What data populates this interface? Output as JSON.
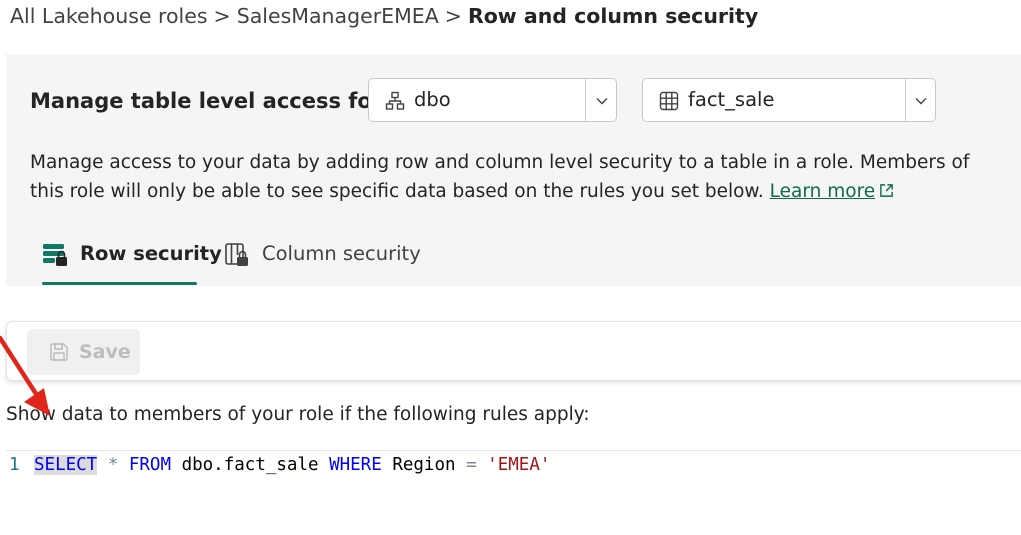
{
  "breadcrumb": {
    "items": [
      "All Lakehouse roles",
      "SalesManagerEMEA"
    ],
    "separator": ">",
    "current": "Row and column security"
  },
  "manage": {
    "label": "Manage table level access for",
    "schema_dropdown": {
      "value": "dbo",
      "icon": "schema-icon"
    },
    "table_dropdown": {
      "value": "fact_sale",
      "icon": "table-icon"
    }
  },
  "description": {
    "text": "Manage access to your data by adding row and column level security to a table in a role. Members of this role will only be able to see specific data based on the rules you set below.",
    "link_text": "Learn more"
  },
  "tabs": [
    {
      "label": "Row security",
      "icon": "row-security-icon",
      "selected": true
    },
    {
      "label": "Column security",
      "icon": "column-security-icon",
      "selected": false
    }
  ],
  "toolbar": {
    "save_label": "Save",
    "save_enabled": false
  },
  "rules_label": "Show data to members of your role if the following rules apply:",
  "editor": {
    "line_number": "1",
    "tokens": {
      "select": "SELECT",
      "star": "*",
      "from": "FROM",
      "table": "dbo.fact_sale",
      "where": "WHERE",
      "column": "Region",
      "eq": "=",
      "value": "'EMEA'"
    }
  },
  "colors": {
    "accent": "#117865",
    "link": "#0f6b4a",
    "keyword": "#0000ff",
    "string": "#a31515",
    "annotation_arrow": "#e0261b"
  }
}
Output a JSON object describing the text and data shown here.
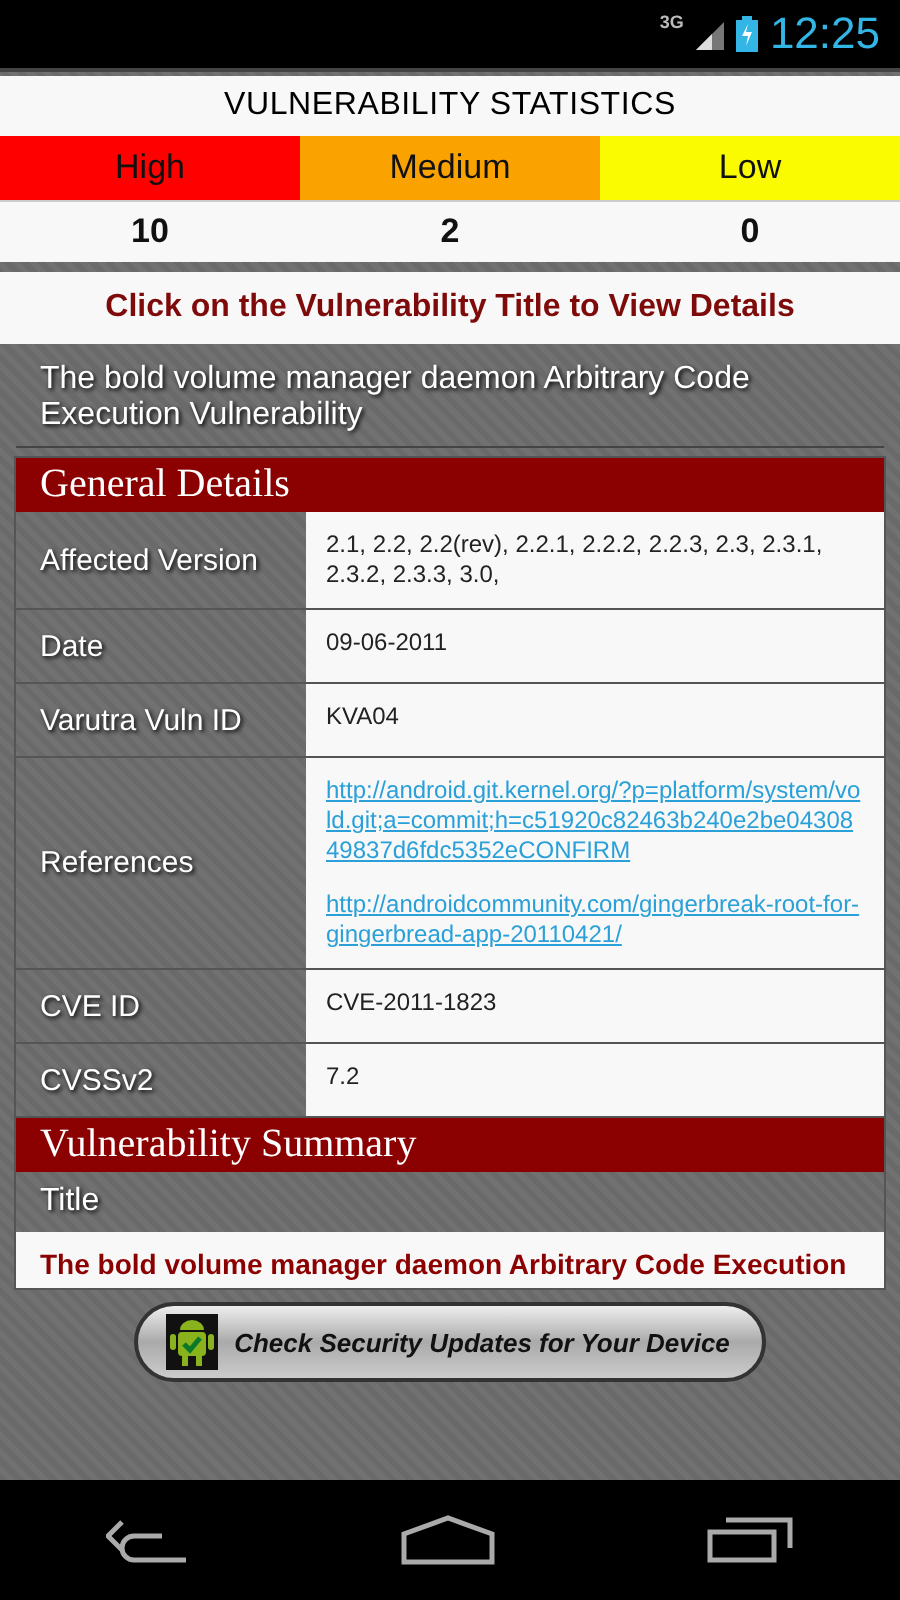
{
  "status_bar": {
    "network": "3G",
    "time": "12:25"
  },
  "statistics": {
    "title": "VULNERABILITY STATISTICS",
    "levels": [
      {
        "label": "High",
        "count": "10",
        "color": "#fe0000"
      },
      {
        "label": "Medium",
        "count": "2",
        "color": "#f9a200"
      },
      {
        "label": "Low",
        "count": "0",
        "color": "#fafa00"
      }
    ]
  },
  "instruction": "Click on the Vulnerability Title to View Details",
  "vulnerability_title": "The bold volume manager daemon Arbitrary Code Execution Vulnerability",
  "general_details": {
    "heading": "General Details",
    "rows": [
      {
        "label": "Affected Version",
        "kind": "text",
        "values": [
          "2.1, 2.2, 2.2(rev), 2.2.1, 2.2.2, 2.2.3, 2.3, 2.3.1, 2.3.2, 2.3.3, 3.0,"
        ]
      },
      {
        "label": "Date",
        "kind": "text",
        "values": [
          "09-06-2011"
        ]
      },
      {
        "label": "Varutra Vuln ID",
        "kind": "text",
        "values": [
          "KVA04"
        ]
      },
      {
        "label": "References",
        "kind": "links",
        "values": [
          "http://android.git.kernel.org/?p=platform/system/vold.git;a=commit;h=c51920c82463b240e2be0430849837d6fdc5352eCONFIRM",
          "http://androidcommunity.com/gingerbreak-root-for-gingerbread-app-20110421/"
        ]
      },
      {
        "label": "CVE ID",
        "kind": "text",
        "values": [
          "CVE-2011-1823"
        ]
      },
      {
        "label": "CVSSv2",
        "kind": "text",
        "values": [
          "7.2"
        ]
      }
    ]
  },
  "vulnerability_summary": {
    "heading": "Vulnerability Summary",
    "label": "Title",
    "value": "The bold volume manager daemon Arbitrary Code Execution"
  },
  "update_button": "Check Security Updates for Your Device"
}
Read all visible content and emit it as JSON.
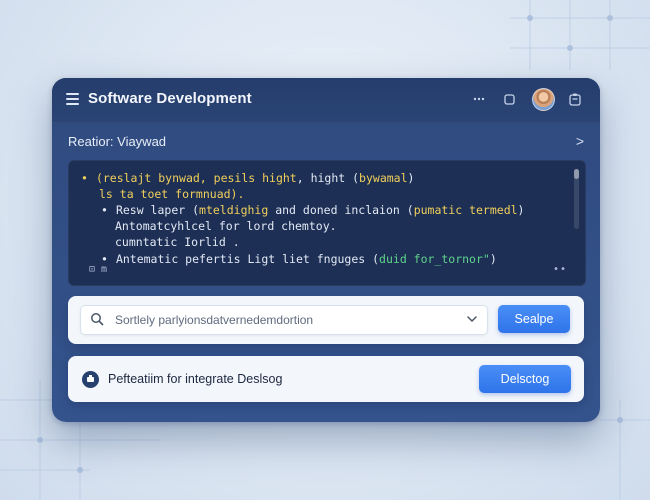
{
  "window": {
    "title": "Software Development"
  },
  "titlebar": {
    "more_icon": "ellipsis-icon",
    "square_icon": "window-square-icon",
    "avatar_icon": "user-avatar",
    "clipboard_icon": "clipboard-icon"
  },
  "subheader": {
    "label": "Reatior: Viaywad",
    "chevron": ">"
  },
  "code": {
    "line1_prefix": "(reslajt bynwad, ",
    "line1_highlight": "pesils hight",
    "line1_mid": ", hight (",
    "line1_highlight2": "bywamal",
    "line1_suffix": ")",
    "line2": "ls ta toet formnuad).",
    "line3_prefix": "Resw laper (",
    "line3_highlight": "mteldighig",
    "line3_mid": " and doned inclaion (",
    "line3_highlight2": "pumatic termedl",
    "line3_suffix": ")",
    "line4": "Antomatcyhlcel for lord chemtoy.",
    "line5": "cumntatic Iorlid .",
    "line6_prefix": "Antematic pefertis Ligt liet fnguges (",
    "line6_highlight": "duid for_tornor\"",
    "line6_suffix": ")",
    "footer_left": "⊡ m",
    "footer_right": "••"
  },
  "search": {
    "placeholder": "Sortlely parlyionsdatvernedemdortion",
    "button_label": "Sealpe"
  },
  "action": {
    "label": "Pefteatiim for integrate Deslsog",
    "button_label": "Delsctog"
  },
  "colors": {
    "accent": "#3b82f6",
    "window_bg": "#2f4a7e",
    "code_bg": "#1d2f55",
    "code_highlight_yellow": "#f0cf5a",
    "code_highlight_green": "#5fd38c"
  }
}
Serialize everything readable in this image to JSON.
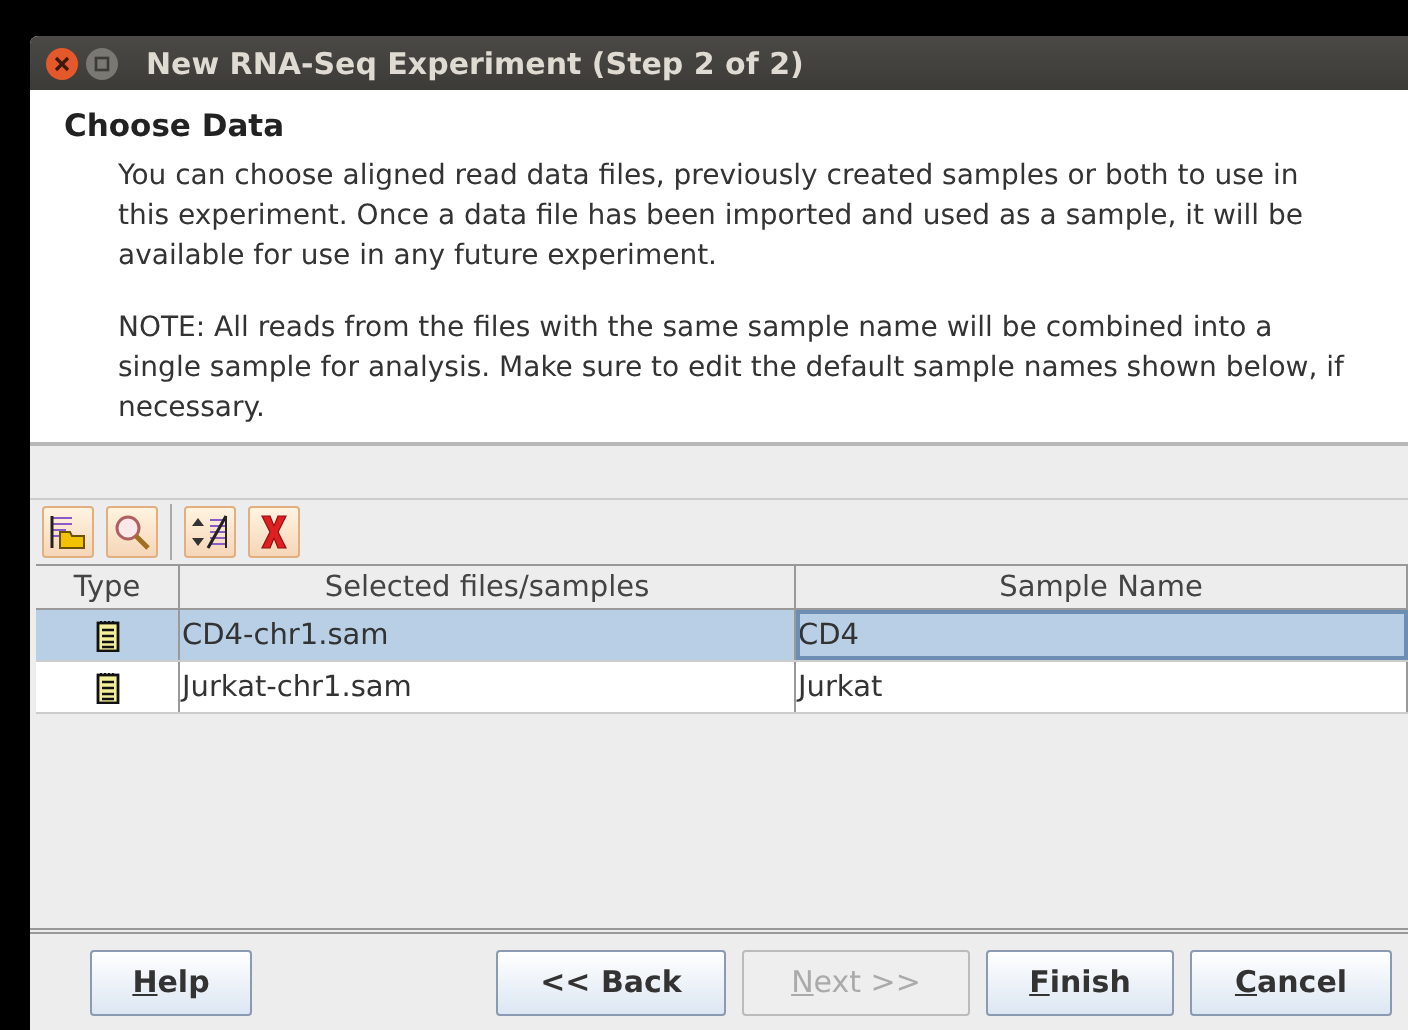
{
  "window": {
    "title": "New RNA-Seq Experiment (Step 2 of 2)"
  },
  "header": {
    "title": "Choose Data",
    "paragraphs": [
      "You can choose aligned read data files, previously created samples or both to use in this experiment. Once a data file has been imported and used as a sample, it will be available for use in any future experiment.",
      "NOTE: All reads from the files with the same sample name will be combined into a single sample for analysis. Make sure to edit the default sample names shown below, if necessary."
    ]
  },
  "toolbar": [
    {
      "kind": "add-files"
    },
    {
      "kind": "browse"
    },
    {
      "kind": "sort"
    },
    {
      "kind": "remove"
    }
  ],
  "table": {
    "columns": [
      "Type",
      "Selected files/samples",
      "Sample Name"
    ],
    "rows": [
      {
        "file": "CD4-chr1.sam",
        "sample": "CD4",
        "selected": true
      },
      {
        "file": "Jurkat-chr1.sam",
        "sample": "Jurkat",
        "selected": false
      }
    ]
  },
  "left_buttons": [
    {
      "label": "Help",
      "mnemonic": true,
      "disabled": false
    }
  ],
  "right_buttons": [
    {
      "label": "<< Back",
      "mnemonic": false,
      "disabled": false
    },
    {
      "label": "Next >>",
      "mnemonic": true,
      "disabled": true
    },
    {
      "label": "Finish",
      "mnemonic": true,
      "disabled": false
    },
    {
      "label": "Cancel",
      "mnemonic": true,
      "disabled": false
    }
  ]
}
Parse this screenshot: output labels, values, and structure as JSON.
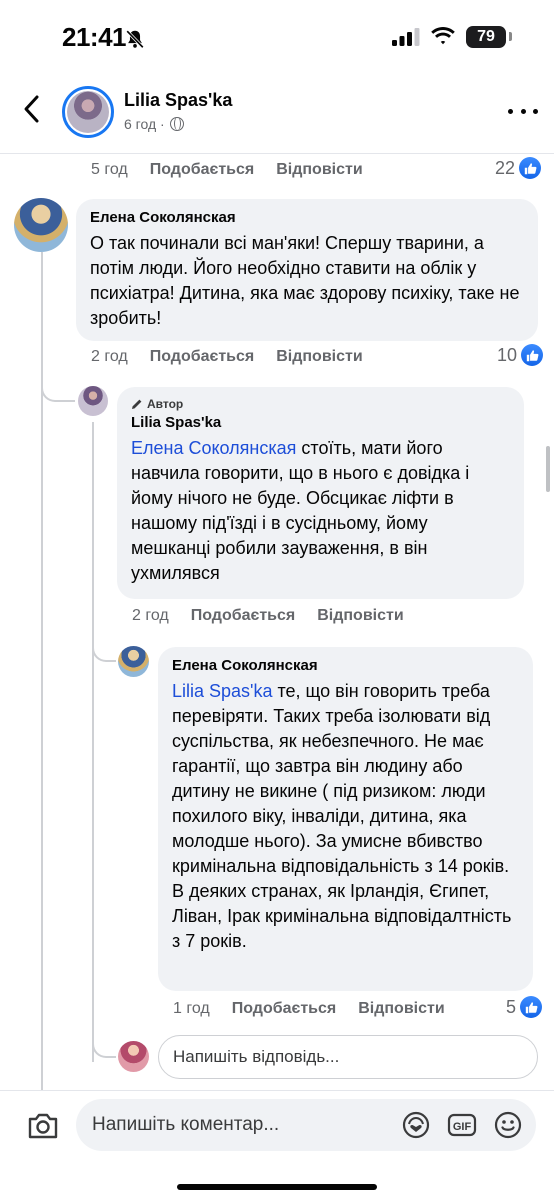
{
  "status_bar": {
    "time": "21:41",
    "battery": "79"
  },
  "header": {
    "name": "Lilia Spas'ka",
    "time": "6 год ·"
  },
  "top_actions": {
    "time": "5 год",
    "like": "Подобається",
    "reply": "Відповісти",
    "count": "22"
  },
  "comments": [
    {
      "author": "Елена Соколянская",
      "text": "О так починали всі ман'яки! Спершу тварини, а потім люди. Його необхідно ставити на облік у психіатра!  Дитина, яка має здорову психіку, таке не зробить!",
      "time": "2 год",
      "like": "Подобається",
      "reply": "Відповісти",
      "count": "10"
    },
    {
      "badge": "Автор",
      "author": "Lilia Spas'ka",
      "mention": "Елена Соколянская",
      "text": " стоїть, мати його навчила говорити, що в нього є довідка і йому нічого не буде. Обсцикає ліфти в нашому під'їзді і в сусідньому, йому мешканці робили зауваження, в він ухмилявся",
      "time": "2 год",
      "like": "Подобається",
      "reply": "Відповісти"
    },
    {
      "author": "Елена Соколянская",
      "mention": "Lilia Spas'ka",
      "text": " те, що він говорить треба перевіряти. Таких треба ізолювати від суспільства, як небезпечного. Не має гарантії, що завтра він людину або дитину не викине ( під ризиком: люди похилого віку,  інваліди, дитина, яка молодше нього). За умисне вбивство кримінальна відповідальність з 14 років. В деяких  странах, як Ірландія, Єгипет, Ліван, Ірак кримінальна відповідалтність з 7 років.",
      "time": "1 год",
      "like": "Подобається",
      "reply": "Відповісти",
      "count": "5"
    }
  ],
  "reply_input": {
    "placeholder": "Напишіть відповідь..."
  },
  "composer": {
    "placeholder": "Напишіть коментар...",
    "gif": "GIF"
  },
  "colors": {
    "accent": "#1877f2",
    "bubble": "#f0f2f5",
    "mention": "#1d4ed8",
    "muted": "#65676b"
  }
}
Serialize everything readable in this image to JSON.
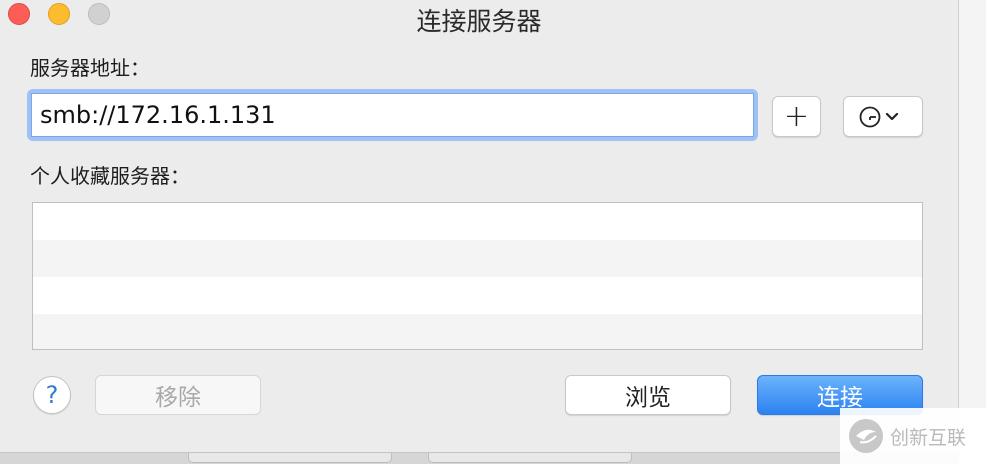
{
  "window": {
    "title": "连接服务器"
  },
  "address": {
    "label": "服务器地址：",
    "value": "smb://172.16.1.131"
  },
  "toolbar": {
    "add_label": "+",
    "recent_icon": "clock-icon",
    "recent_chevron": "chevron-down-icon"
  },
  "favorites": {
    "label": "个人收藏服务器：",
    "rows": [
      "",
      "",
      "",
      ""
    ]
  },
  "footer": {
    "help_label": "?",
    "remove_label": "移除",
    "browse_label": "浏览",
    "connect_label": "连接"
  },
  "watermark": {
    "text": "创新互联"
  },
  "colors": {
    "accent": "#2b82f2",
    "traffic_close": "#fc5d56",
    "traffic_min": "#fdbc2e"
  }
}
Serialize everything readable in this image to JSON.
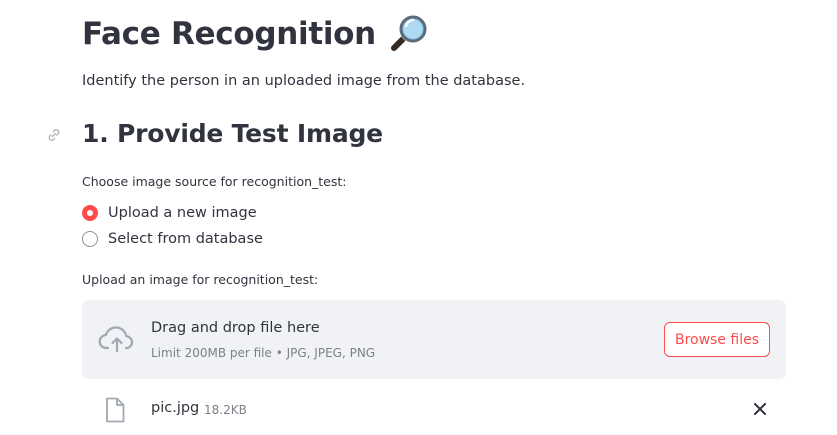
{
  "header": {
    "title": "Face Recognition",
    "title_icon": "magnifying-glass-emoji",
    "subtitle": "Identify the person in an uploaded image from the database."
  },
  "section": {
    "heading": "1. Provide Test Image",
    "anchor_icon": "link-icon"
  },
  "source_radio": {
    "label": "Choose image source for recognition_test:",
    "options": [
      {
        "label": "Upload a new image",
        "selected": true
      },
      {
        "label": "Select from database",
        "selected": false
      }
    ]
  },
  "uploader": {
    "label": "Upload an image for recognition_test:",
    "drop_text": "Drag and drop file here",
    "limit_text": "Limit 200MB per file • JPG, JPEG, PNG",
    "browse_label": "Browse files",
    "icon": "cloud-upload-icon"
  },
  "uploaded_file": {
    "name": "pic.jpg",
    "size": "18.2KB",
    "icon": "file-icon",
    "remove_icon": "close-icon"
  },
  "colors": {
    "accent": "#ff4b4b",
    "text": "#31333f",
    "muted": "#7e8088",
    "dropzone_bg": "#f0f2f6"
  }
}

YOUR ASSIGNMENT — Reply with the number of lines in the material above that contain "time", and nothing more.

WRITTEN SOLUTION — 7